__Task prompt__.
Determine how many lines below hold the string "text". Reply with the number alone.
BEGIN
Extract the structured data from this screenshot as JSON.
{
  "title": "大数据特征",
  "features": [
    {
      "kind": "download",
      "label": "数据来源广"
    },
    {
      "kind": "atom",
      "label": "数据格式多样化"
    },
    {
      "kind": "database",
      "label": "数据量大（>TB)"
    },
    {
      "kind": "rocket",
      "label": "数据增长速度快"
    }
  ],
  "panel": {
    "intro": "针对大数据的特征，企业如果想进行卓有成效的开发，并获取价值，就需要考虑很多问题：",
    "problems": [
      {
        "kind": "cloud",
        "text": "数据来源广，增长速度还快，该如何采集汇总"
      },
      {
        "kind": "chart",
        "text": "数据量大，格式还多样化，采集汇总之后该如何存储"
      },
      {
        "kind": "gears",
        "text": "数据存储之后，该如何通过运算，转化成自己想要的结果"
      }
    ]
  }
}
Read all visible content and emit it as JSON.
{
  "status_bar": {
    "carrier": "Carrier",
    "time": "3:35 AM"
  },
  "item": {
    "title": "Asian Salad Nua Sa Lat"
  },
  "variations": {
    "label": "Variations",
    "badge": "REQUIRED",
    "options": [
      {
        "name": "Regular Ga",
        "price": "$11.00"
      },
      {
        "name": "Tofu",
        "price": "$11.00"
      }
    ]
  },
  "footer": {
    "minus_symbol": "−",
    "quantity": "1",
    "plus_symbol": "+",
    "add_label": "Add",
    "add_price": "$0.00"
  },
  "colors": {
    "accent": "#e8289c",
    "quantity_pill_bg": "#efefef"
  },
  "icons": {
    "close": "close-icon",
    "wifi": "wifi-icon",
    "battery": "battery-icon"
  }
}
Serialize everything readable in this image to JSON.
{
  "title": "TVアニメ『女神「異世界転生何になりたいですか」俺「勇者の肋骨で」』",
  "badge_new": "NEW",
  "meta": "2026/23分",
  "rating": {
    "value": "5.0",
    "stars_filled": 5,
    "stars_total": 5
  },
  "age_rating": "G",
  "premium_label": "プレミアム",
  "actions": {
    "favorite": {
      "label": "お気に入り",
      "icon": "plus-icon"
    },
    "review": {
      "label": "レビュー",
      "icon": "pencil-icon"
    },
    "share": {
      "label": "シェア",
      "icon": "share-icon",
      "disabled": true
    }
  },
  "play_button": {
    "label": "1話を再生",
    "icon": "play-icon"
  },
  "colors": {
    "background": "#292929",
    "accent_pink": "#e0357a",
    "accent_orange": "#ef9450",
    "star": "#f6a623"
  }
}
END
__Solved exercise__.
3